#free credit card score
Use travel credit cards to earn free flights without wrecking your credit score
Some people never pay for airfare. Frequent business flyers, for instance, may log enough miles to earn free flights for pleasure travel. Others take advantage of every 50,000-point credit-card sign-up offer that comes their way and then close those accounts quickly.
But that credit-card-churn approach can have a negative impact on your credit score, especially if you have little credit history. That’s because opening new cards lowers the average age of all your credit accounts. Fifteen percent of your credit score is determined by the average time these accounts have been open.
And each time you apply for a card you’re adding a hard credit inquiry to your credit reports. That credit inquiry will remain on your record for 24 months and could affect your score for the first 12. According to Fair Isaac, creator of the widely used FICO credit-scoring system, the average inquiry lowers your score by only 5 points, or fewer. However, if you have little credit history, opening a card will be more of a negative, and if you open many credit card accounts, those point deductions can add up.
For information on how to choose a travel card, read our report on the best travel credit cards. And before you book a flight, check our airline reviews .
Losing a few points off your credit score might seem like a fair trade off in the pursuit of a free flight to Bora Bora, but when you want an auto loan or a mortgage you’ll wish you didn’t open all of those card accounts, says John Ulzheimer, who worked at Fair Isaac and is now president of consumer education at SmartCredit.com. And closing them doesn’t unring the bell. It doesn’t erase the inquiries and the shortened age of your credit history will remain on your record for years, according to Ulzheimer.
Still, there are smart ways to use cards to earn air miles that sidestep the drawbacks. Brian Kelly, publisher of ThePointsGuy.com. a website for travel-points advice, says he’s accrued millions of points using credit cards. He does it by applying for two to four cards on a single day, twice a year. But, unlike churners, he doesn’t close them unless they no longer serve a purpose. (Kelly admits his approach is wise only if you start with good credit and don’t intend to go for a mortgage soon.) He applies on a single day because there’s usually a day lag before card issuers know you’re applying for credit elsewhere.

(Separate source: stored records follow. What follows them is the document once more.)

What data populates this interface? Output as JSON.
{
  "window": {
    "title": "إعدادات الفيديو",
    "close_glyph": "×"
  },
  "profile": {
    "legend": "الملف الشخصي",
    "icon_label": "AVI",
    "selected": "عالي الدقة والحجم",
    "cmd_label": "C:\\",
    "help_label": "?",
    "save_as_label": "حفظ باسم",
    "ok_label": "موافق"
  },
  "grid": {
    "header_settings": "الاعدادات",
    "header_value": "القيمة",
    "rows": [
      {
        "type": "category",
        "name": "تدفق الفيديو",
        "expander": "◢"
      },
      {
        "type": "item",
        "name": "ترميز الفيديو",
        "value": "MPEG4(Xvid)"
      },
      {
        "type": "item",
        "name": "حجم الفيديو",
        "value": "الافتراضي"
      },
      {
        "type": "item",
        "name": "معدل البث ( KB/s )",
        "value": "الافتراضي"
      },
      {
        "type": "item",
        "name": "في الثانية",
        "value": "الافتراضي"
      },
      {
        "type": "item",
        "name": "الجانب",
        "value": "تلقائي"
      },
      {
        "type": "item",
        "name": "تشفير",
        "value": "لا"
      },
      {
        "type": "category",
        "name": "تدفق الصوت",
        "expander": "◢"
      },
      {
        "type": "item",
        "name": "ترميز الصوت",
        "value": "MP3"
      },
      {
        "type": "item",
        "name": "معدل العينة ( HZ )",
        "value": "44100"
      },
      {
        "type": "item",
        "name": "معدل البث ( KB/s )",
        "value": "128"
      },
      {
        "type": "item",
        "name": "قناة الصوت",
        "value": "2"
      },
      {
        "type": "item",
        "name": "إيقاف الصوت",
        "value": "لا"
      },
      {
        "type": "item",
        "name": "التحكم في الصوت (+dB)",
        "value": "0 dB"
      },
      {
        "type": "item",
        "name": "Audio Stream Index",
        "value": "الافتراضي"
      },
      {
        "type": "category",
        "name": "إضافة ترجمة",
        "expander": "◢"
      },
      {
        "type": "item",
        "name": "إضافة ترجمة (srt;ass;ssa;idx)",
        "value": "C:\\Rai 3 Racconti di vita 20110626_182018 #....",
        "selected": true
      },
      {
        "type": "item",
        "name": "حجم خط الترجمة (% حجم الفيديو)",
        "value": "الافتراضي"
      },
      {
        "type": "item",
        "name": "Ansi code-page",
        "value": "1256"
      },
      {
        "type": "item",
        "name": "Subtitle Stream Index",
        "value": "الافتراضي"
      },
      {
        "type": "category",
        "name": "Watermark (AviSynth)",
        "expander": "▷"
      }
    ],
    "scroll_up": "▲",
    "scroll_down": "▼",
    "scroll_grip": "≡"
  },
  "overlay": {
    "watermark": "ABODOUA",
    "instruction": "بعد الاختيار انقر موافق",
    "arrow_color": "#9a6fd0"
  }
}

Kelly currently holds about 20 credit cards. Contrary to popular belief, having a lot of credit cards is not detrimental to your score. That’s because one component of the scoring formula is the amount of credit you use relative to your limit. (According to Fair Isaac, the people with the highest score in the nation, 785 or higher, use only 7 percent of their available credit.) In fact, having several cards provides a cushion. The more available credit you have relative to the amount you charge each month, the higher your score is likely to be. Ulzheimer, for instance, has 14 open cards with $200,000 in available credit–and a credit score of 809.
If you’re keen to open a new travel card, try these guidelines to maximize your points and minimize the credit risk:
Make sure you have good credit. That includes a lengthy credit history. If your credit history includes only one other account and you open a new one, the length of your average credit history will be halved and your score will probably drop. To keep good credit, set up auto bill pay. One missed payment could stay on your record for years.
Wait for the right offer. Log on to social media, and look at blogs and sites such as thepointsguy.com and frequentflier.com to find cards that match your spending and flying patterns. Watching the blogs is important, because the best point deals close quickly. For instance, in May, thepointsguy.com posted a link to an unadvertised card offer for 75,000 American Express points that lasted just 24 hours. But also check your snail mail. Amex sends its most lucrative 100,000-point offers through direct mail with invitation codes only the recipient can use.
Consider business credit cards. Travel and airline credit cards typically have both consumer and business versions. You can sign up for both, take advantage of both introductory bonus point offers, and combine those bonus points on a single frequent flyer account. You don’t need to run a formal business or have a Tax ID. You can apply with your Social Security number.
Watch for annual fees. Travel cards often carry annual fees, though many waive them in the first year. Some come with perks (free checked baggage, credits toward airline fees, priority boarding) that might make that fee tolerable. But, if you won’t use those perks, closing the card may be the right action. Provided you’ve obtained other credit accounts over the years, closing one card shouldn’t have a big impact unless it represents a significant portion of your available credit. Closed accounts stay on your file for 10 years, so cards will still be factored into your score after you ditch them.
Pay off your balance every month. If you carry a balance, travel cards (which typically have high APRs) aren’t for you.